=== EXERCISE OBJECTIVE ===
Below are the records; copy each line in which "views" can be found.

[Component data from apps and pages]
= = = = =

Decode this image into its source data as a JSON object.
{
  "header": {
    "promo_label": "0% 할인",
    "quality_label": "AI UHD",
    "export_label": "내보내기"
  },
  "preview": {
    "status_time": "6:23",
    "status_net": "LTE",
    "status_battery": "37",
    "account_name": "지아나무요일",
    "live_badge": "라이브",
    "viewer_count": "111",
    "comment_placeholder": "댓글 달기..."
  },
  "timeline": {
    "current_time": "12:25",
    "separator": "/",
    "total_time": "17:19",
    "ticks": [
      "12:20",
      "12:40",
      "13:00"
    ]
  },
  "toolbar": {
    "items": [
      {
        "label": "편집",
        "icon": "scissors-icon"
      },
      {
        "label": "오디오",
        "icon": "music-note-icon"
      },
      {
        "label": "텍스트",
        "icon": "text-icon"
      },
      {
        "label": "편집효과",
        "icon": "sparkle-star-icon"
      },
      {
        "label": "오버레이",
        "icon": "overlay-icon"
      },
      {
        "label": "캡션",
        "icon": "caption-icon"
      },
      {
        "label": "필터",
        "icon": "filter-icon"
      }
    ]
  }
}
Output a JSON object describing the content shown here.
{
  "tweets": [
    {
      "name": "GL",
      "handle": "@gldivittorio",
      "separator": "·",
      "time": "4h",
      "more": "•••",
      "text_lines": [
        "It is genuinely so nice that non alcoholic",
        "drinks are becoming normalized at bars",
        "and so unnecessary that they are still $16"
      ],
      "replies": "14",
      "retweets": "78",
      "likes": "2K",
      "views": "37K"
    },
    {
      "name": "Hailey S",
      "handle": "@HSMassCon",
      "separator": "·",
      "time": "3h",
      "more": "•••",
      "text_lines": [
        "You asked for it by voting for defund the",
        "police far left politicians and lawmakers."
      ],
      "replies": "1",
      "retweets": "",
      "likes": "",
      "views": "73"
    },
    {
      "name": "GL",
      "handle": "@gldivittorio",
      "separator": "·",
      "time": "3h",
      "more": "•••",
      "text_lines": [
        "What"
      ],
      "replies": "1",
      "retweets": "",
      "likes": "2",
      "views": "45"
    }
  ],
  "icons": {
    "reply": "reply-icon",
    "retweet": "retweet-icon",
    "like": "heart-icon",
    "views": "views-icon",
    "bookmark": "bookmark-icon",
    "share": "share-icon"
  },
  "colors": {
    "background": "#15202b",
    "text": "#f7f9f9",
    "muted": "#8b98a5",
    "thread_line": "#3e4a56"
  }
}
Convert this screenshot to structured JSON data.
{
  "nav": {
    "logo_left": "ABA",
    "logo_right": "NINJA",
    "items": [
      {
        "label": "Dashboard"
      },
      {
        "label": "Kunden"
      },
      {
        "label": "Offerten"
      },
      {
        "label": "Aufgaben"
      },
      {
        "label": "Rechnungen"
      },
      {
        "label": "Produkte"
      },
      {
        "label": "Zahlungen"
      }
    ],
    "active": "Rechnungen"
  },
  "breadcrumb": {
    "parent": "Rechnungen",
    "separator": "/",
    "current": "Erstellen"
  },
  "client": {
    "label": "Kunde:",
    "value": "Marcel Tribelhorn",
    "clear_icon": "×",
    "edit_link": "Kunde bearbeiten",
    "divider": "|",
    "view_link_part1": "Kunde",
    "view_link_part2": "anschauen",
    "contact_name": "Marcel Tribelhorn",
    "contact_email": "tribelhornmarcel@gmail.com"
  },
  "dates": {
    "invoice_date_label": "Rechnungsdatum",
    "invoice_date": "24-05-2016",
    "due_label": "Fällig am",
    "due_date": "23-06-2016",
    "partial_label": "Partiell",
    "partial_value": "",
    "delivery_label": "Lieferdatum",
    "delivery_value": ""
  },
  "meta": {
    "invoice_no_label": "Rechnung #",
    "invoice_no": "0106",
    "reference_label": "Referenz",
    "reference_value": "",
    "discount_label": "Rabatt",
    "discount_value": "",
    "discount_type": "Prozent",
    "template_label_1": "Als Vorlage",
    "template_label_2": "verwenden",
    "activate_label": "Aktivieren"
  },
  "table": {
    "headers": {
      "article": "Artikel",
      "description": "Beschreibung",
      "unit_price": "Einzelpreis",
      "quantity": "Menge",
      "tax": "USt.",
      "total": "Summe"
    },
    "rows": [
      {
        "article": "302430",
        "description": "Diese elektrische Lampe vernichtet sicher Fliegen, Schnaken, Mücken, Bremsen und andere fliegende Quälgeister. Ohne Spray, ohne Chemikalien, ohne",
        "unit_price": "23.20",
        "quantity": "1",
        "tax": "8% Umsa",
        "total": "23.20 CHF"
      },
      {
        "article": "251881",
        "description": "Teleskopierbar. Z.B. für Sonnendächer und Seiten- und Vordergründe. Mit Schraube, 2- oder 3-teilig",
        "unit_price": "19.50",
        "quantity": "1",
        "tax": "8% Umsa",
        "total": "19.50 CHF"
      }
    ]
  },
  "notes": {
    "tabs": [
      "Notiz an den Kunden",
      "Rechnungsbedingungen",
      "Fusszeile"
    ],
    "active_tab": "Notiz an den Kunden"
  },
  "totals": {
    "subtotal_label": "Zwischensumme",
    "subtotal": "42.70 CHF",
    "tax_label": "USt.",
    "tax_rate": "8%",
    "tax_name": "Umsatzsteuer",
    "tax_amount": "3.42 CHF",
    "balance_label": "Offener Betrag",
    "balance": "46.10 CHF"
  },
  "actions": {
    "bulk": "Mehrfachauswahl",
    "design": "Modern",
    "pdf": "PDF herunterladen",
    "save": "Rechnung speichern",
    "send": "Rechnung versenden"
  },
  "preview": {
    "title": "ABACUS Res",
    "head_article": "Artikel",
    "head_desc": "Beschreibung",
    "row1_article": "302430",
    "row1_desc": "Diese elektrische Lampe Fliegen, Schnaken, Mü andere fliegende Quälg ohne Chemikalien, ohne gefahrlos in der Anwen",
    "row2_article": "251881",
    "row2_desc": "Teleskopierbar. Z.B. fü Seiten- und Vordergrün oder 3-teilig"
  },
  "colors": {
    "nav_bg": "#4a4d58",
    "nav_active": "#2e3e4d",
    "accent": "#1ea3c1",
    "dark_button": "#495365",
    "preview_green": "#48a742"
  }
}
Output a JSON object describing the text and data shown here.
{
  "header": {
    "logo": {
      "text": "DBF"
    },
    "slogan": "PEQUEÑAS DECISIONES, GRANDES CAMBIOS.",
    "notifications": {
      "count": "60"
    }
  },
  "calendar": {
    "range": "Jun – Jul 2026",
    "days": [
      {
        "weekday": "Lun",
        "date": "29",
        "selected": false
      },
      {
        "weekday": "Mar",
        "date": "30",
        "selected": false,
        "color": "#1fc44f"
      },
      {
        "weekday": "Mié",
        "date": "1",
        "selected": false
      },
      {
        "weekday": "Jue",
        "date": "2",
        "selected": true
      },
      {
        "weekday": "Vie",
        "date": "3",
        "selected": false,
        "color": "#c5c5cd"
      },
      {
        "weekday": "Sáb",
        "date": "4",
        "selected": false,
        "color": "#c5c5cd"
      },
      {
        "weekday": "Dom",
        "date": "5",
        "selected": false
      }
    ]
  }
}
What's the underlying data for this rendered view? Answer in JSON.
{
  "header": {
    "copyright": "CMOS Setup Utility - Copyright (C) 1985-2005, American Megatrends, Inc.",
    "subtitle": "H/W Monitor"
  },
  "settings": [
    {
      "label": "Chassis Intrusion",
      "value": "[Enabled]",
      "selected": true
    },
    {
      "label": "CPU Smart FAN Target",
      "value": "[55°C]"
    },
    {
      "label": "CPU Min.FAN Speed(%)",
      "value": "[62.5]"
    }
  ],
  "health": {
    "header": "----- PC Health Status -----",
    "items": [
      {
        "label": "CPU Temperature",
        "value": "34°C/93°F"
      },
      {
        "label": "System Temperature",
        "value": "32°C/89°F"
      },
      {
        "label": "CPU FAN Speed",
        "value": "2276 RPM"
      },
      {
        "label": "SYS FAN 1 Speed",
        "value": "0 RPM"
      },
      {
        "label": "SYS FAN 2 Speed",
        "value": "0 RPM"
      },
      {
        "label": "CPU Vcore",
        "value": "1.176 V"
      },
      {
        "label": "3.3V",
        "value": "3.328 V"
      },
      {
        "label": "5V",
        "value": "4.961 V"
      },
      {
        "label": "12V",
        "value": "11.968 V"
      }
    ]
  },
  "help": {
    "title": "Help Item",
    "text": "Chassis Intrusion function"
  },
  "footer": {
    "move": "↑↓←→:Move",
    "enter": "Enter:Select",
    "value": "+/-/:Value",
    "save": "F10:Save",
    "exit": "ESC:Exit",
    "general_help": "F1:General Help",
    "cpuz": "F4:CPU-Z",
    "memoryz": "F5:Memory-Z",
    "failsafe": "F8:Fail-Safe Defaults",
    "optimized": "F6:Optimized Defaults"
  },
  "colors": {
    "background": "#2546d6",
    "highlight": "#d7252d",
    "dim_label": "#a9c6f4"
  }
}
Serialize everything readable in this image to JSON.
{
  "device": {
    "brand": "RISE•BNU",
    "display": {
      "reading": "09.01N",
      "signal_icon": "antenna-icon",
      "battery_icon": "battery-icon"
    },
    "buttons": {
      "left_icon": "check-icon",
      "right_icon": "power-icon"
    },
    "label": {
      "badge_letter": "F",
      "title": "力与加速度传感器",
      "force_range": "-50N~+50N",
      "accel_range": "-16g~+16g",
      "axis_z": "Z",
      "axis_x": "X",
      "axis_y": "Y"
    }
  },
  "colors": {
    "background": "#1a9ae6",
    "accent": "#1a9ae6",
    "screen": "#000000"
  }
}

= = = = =

=== TASK RESULT ===
      "views": "37K"
      "views": "73"
      "views": "45"
    "views": "views-icon",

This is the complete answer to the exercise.